A: This is a management experiment. Bighorn sheep were extirpated from the Catalinas during the early 1990s, yet the specific reason for the extirpation remains speculative. Yet, many possible factors influencing that extirpation have been addressed, including habitat improvements and recreational disturbance. Many years of study, planning and community coordination paved the way to the recent release in the Catalinas. Yet this remains a long-term project. Statewide, the department has relocated over 2,000 bighorn sheep since 1957. Translocations have been the primary tool that brought bighorn sheep from the estimated 1,500 animals in 1957 to the more than 5,500 we have in the state today.

This is the first effort to restore the population in the Catalina Mountains. The difficulty in restoring a population after it has been extirpated underscores the importance of maintaining those populations that are in place. Our objective is to establish a self-sustaining population, and we are doing everything we can to work toward this. This is a wildlife experiment that can inform bighorn sheep management statewide.

Q: Might the project be canceled if sheep and lions continue to die? And if it were canceled, would the department consider recapturing the sheep and returning them to their home ranges?

A: This is a five-year program, and we are in this for the long haul. We are committed to working with and through our community partners to achieve the best possible outcomes.

The department is not planning to recapture any remaining bighorn sheep if the effort is discontinued. These bighorn sheep may find others in other nearby habitats, or simply join other pioneers that may explore into the Catalinas from those nearby habitats. Any recapture effort in this habitat would be risky for both biologists and bighorn sheep.

Q: Is there other information you would like to share?

A: We are using the latest science to work toward success of this project. That includes understanding the life histories of bighorn sheep and mountain lions.

Mountain lions and bighorn sheep differ in their longevity and reproductive capabilities. Mountain lions can live up to 13 years in the wild, although most are substantially younger. Female mountain lions typically breed for their first time between a year and half and 3 years of age. Females typically have twins, and give birth about once every year and a half. Survival to adult is variable, but ranges from 20 to 50 percent.

Bighorn sheep may live up to 12 years in the wild as well, although attaining this age is equally unlikely for bighorn sheep as it is for mountain lions. First breeding for females typically occurs during her second year. Ewes will typically have a single lamb annually, and lamb survival to adulthood is typically around 25 percent.

These natural history parameters give mountain lions the reproductive advantage over bighorn sheep. Within the Catalinas, this demographic advantage also extends to the potential for immigration of mountain lions from contiguous habitat, from which other mountain lions may move into any vacant habitat. Suitable bighorn sheep habitat is most often isolated to steeper ground with cliffs and peaks. Bighorn sheep have to cross substantial barriers, including highways and unsuitable habitat, to gain access to the Catalinas. That is why sheep had to be reintroduced, after having died out in the 1990s. Clearly, there is no danger of decimating mountain lion numbers.
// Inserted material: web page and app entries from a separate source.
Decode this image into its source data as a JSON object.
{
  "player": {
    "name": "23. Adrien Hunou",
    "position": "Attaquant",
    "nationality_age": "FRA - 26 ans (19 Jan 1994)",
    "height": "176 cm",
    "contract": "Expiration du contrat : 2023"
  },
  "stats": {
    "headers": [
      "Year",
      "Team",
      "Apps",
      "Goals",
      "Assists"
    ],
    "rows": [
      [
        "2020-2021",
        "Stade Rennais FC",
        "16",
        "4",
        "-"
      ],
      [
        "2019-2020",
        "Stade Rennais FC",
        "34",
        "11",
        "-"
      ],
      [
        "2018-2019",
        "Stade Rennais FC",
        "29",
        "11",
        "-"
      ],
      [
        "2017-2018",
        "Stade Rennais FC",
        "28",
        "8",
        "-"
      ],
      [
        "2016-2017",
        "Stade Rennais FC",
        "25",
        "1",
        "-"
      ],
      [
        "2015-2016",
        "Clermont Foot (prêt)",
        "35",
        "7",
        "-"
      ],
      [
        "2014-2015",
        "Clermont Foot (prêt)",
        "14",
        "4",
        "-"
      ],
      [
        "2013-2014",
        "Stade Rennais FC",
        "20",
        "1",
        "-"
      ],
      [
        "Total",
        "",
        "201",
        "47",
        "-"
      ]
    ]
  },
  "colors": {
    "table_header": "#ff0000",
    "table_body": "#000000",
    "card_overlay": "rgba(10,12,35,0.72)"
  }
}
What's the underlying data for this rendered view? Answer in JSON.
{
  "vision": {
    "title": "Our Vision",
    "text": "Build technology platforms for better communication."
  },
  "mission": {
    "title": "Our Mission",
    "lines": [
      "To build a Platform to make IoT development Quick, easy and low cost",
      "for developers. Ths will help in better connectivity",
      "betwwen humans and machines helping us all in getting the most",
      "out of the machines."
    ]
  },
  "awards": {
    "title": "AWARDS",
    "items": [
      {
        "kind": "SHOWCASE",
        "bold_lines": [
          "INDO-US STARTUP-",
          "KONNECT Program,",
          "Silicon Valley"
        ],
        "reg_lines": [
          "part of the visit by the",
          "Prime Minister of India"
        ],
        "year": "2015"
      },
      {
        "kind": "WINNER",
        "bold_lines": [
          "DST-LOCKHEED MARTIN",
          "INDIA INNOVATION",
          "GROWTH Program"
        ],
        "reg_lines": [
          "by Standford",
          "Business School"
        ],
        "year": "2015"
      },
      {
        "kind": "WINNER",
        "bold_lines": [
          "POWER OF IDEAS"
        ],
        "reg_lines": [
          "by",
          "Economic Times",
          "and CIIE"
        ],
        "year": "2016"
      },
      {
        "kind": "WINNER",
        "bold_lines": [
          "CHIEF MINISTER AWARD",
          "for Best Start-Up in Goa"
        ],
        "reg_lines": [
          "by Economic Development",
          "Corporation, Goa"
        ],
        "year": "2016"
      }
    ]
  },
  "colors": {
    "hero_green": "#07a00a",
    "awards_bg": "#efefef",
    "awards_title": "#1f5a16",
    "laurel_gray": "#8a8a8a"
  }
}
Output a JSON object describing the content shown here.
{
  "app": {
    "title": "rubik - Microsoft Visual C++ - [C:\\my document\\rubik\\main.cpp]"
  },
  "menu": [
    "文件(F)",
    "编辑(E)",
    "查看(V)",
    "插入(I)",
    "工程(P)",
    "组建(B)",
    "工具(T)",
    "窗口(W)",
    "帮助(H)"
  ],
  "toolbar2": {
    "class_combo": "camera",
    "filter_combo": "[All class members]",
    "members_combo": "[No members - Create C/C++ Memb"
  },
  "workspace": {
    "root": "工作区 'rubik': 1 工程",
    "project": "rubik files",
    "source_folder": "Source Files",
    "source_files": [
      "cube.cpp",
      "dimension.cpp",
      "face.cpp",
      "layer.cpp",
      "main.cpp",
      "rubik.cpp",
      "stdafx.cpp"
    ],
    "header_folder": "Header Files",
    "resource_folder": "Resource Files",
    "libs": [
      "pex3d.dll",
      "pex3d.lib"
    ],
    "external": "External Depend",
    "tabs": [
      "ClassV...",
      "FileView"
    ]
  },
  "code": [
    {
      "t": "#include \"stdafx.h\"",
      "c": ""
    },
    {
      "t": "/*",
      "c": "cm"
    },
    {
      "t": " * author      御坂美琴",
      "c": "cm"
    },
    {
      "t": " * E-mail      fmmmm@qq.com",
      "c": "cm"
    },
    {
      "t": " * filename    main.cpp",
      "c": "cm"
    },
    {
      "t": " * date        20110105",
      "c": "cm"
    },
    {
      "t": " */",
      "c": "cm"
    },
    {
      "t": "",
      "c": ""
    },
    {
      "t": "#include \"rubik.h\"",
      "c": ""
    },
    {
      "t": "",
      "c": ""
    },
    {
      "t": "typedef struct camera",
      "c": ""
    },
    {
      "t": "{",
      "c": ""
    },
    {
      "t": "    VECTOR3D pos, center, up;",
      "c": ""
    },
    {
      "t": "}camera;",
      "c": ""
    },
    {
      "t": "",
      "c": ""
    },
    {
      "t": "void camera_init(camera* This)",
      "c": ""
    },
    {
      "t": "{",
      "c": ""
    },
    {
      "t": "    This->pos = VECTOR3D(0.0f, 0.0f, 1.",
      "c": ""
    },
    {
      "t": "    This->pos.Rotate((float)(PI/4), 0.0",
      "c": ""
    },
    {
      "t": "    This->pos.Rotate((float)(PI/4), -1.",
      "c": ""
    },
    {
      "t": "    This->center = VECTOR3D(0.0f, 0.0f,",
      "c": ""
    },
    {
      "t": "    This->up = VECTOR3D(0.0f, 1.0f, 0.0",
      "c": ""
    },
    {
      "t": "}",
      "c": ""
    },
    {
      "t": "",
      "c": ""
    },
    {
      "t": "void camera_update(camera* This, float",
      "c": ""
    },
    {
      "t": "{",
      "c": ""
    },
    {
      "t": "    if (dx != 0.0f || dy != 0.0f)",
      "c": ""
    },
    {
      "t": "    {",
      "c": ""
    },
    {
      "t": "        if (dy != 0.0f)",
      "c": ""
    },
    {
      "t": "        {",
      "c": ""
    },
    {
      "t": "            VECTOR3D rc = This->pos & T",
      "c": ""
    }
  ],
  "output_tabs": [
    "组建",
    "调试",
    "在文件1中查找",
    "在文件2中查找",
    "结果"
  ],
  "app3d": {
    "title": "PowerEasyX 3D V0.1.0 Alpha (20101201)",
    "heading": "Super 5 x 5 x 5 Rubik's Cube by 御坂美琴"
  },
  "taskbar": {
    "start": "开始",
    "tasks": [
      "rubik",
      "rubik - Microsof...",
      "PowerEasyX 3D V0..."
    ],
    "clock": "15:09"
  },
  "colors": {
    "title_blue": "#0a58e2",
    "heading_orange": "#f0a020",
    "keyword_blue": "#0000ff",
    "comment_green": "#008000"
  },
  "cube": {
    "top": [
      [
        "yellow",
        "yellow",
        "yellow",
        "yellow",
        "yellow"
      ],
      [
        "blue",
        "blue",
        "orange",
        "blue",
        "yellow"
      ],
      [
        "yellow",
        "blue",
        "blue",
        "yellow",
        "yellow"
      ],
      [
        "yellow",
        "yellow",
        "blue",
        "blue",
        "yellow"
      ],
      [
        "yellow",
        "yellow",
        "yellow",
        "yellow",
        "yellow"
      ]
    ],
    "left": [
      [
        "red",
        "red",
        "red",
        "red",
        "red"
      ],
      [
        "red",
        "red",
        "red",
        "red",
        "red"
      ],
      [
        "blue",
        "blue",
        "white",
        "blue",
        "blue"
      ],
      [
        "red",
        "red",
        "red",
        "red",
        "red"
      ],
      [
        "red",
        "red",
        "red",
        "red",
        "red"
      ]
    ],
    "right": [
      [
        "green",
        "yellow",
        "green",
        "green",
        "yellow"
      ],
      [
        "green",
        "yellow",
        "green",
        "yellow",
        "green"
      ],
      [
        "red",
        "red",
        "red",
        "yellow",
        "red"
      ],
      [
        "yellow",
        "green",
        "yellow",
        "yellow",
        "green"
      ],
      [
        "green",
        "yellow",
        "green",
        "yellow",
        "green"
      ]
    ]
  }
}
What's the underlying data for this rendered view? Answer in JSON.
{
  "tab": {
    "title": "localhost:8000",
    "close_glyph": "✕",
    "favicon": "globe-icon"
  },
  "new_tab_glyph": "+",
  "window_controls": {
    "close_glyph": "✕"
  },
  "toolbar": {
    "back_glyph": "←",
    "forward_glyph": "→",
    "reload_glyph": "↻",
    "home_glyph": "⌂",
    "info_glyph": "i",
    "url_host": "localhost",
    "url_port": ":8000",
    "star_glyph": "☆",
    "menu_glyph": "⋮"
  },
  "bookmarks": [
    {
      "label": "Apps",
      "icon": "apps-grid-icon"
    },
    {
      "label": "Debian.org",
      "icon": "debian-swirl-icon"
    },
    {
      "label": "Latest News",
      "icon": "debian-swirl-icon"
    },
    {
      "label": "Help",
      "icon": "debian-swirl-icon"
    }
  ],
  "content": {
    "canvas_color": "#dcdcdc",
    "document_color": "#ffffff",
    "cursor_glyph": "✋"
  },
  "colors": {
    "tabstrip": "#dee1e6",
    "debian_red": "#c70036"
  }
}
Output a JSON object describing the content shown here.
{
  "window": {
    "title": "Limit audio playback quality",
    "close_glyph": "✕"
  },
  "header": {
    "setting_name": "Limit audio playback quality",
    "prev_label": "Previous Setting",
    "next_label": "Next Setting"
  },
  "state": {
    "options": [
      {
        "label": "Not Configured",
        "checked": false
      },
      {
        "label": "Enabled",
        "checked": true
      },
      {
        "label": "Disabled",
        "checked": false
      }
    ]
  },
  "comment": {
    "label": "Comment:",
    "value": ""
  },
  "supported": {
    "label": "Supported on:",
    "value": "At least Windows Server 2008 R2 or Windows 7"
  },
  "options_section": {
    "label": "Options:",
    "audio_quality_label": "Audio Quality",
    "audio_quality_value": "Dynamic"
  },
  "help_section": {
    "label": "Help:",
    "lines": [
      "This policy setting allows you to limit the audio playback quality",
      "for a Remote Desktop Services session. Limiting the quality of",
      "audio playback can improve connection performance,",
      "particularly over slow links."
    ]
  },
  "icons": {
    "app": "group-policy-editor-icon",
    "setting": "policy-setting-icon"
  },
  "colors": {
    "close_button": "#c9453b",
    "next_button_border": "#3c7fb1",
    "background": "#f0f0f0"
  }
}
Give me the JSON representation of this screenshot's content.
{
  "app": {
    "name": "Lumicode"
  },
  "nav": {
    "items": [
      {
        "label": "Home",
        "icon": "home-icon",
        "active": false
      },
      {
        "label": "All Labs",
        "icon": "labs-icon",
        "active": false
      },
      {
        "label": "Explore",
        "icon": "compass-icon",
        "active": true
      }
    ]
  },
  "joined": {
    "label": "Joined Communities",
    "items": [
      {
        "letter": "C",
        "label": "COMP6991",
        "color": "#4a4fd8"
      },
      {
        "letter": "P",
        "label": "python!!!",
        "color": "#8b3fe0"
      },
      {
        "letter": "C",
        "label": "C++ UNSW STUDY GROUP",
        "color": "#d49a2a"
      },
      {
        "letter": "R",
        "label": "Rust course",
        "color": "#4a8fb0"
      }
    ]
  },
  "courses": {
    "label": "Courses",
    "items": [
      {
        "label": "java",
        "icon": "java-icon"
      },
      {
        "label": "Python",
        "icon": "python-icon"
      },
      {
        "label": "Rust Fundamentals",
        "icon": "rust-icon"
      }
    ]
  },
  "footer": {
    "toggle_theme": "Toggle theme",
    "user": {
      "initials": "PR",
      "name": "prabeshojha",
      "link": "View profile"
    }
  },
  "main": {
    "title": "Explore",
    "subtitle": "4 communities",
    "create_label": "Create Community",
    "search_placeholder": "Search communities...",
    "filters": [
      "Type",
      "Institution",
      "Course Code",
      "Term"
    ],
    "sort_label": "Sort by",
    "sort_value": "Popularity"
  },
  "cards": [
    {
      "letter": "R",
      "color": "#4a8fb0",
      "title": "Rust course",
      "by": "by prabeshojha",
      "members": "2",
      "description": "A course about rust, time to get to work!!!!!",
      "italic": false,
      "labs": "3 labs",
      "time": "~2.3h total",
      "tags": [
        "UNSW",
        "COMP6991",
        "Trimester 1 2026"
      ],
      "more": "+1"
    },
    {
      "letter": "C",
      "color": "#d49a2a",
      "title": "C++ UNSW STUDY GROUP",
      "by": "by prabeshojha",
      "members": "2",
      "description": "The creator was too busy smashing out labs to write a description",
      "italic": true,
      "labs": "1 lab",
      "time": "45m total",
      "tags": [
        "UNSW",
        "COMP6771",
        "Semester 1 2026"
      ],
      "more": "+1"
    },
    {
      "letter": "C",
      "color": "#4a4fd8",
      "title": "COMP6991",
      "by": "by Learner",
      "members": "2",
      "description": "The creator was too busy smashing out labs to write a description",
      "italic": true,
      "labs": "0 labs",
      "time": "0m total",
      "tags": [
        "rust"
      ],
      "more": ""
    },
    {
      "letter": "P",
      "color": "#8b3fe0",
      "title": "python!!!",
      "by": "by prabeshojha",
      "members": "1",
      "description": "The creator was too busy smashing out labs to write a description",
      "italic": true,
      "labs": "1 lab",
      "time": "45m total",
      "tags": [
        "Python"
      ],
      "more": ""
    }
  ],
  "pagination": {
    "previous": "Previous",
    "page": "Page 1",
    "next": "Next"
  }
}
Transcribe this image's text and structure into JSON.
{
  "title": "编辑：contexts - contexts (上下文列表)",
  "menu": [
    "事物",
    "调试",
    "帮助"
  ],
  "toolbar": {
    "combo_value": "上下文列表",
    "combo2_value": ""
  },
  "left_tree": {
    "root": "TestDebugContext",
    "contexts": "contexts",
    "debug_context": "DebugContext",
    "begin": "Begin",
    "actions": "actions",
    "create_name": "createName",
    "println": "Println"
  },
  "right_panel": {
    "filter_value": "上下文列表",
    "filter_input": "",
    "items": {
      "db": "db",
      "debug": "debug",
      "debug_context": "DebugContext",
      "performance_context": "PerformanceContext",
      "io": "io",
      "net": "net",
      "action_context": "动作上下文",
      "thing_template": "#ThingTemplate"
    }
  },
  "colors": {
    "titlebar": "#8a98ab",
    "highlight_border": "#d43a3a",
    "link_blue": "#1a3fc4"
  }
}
And although the numbers themselves may favor mountain lions, the Catalinas are home to a robust deer and javelina population that mountain lions can also use for food.

Conservation of wildlife is a long-term and often a difficult pursuit, based on scientific research, observation and monitoring and experience, planning and coordination with land management agencies, local governments, organizations and citizens.

Conservation requires “boots on the ground” in all kinds of conditions and circumstances. The public’s passion for wildlife is of utmost importance. We seek to inform the public as to all aspects of the department’s management of wildlife.

Contact reporter Doug Kreutz at or at 573-4192.